CONCORD TOWNSHIP, Ohio, April 30, 2013 - Pelvic floor conditions such as pain or incontinence can limit physical and social activities and have a negative impact on intimacy, relationships and overall quality of life. In the past, patients who wanted relief only had surgical or pharmaceutical options. Now, Lake Health's Pelvic Floor Rehabilitation Program is offering specialized physical therapy for pelvic conditions to alleviate symptoms and improve function.
Pelvic floor rehabilitation is designed to restore proper function to the pelvic floor, which is comprised of a group of muscles, ligaments and nerves that form a sling across the opening of a women's pelvis. These muscles help support the bladder and rectum, help control urine and stool and maintain sexual function.
According to the National Institutes of Health, nearly 24 percent of women are affected by pelvic floor disorders. Muscles in the pelvic floor naturally grow weaker as women age, with pregnancy and obesity speeding the process. Childbirth may also stretch or damage the muscles. The result can be pain, incontinence-leakage of urine or stool-or pelvic organ prolapse in which pelvic organs descend into the vagina.
Specialized team focuses on improving quality of life for patients facing serious, progressive illnesses.
CONCORD TOWNSHIP, Ohio, April 25, 2013 - Seriously ill patients and their families face a myriad of challenges including managing pain, understanding complex disease processes and coping with the associated fear and anxiety.
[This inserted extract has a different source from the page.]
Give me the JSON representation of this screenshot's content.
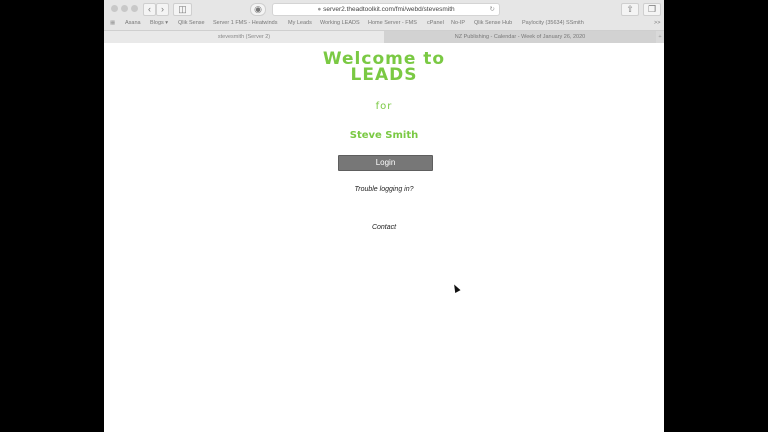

Now Lake Health is offering a Palliative Care program to provide comprehensive care for the physical, psychological and spiritual needs of patients and families at any stage of a serious or life-threatening illness.
"The goal is to optimize quality of life for our patients," said Thomas Eiswerth, M.D., board certified in hospice and palliative medicine and medical director of the Palliative Care Program at Lake Health. "We focus on caring for the whole person-body, mind, and spirit-to prevent or ease pain, manage symptoms and stresses and facilitate understanding of treatment choices, all while providing patients and families with guidance and support."
Palliative care - from the Latin "palliare," meaning "to cloak" - grew out of the hospice movement that began in the 1970s. While hospice care is reserved for patients with fewer than six months to live, palliative care can be offered to patients as soon as they are diagnosed with a chronic or life-threatening illness or undergoing curative treatments, such as chemotherapy.
"Palliative care is about living and staying active," explained Dr. Eiswerth. "We combine the most progressive pharmacological therapies with integrative medicine, such as massage and music therapy, to help patients maintain the most comfortable, independent life possible."